Hiring Up, Wages Flat, Inflation Low…The ECB Is Gonna Do Something!
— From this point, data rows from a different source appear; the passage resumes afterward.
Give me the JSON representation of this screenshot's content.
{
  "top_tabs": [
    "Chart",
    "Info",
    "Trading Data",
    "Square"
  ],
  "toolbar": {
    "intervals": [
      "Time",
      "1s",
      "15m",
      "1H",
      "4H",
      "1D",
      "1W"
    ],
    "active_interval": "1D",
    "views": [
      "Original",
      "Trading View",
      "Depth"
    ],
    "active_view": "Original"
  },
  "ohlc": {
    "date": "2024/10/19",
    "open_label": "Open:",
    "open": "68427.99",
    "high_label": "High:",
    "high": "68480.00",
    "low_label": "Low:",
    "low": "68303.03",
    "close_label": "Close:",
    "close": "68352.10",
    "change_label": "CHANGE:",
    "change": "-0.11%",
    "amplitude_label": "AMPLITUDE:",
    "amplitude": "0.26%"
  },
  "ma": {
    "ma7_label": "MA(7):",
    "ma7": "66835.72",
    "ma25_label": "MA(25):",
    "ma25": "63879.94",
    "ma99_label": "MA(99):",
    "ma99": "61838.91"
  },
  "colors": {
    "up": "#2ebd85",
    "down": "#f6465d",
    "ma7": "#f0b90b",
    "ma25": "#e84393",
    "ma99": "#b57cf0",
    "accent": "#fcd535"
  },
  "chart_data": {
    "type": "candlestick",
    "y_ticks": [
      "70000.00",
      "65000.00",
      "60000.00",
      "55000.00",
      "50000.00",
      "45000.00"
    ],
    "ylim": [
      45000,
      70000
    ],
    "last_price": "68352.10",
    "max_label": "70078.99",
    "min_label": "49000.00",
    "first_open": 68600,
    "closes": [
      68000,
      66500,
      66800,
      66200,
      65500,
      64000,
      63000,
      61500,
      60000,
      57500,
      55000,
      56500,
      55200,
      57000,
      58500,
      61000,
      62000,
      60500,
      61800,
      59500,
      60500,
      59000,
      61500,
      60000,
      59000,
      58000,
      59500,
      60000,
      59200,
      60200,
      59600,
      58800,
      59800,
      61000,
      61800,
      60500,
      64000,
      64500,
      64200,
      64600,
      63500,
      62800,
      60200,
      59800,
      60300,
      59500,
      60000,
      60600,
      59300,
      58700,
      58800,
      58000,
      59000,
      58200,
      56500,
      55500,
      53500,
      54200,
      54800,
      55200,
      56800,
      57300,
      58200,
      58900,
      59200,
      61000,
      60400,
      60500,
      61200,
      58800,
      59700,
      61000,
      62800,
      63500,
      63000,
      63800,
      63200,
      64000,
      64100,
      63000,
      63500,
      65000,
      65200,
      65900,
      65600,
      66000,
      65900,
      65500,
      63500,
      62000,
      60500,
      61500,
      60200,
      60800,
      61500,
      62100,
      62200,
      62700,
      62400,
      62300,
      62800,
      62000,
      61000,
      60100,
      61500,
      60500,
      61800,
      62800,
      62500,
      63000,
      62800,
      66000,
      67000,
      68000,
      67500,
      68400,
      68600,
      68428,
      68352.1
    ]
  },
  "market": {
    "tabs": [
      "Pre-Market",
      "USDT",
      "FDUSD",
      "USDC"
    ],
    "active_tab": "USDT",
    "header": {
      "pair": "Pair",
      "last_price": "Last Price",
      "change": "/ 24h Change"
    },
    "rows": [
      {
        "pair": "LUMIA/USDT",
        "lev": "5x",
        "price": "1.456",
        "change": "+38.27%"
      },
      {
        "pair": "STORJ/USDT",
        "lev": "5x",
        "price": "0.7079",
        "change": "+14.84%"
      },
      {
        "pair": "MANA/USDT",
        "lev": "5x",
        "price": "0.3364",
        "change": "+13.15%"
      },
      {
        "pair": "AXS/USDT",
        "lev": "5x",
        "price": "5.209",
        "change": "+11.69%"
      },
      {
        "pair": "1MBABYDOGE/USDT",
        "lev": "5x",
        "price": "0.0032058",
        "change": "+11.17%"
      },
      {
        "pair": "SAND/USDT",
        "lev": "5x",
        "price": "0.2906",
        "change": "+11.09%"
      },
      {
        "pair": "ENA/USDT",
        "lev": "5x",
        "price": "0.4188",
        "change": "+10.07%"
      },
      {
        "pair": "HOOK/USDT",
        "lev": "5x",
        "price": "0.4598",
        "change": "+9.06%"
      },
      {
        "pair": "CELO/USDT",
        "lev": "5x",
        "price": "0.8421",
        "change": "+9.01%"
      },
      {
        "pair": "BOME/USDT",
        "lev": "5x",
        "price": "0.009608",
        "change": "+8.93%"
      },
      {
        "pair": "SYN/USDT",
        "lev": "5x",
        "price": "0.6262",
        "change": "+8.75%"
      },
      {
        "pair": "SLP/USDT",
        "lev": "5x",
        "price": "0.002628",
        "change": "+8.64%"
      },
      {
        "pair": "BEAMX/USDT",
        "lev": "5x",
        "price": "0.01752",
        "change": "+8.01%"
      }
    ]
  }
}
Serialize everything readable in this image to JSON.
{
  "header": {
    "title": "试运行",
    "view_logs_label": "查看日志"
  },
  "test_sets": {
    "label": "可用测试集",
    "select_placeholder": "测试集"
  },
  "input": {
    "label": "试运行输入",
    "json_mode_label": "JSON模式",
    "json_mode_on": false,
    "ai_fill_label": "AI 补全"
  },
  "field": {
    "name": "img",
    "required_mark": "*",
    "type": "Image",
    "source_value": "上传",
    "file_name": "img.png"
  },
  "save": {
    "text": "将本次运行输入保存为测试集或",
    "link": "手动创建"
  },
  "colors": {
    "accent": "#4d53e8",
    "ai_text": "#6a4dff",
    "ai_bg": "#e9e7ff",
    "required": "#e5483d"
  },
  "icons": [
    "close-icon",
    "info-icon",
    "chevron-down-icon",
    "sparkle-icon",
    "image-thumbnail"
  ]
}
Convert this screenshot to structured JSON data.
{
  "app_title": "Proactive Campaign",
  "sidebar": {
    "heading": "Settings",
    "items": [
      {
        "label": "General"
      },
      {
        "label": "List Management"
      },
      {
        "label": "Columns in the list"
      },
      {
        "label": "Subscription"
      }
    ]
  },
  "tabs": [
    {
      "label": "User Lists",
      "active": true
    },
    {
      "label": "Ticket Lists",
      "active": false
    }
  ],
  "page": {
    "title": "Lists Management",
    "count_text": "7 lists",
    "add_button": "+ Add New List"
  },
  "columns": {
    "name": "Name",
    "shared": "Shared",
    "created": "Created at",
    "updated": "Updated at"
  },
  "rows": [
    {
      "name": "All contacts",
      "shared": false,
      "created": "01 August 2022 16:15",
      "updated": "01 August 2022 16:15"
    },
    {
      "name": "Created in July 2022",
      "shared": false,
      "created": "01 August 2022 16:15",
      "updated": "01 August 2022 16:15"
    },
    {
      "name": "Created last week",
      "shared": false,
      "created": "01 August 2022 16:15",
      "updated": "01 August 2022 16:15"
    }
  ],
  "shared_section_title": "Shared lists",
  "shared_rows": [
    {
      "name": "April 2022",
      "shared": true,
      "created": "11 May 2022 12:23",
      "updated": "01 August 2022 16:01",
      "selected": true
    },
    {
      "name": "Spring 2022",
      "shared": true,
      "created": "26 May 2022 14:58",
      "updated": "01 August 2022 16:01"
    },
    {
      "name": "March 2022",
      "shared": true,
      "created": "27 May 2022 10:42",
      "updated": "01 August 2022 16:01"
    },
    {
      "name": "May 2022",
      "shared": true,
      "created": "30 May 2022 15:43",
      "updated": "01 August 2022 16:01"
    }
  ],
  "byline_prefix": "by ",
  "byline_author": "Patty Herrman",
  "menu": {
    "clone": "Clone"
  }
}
Forgive me if you’ve heard this before: “There’s a lot of good news in the latest [jobs report], but also disappointment, particularly about the seeming lack of upward pressure on wages.” For example, “employers added 252,000 net positions in December, and revised the two earlier months up by an additional 50,000. For good measure, the unemployment rate fell a couple of ticks, to 5.6 percent from 5.8 percent…The big disappointment was on wages. In the November earnings, one of the brightest signs was an 0.4 percent rise in average hourly earnings…It turned out to be a false signal. In Friday’s revisions, November wages rose only 0.2 percent. And even worse, in December they fell 0.2 percent.” Here are some charts and some people who are “left wanting”. “A critical question for the Fed in the months ahead will be how low the jobless rate can go before generating wage pressure and broader inflation.” Meanwhile, Janus Capital dissects the low nominal interest rate environment into two parts (real interest rate and inflation expectation) and says we are in a disinflationary boom, “the ideal type of economic growth.” “What we are seeing today is a market developing through productivity. This scenario is optimal because companies can generate cash flows and earnings without having to worry about the uncertainties of inflation and needing to hedge that inflation with higher prices. Such an environment leads to broad-based growth, rather than growth in only those industries that have pricing power.” Furthermore, “disinflationary boom periods like the one we are in now have historically been good for risk assets.” Meanwhile, the “relative dearth of high quality short term assets” in Europe has pushed two-year yields of Germany, Finland, the Netherlands, Belgium, Austria and France below the “zero lower bound”. “The stock of negative yielding euro debt (~€1.2tn) is now nearly equivalent to the entire size of the euro investment grade credit market. Or more than four times the size of the high yield market.” Meanwhile, Mario Draghi has a message for Greece: the ECB has “presented policy makers with models for buying as much as 500 billion euros ($591 billion) of investment-grade assets…Greek bonds are currently rated junk at all three major rating companies…’The idea of focusing on investment-grade assets is clever as it avoids the Greek issue.’”
“Chinese factory gate prices recorded their biggest annual fall in more than two years in December…Consumer prices, conversely, rose 1.5 per cent year on year…Chinese regulators have adjusted down corresponding domestic prices for diesel fuel, gasoline and kerosene by only 20 to 30 per cent [since June]. Chinese [consumer] inflation figures are much more sensitive to food prices, which rose 2.9 per cent in December.”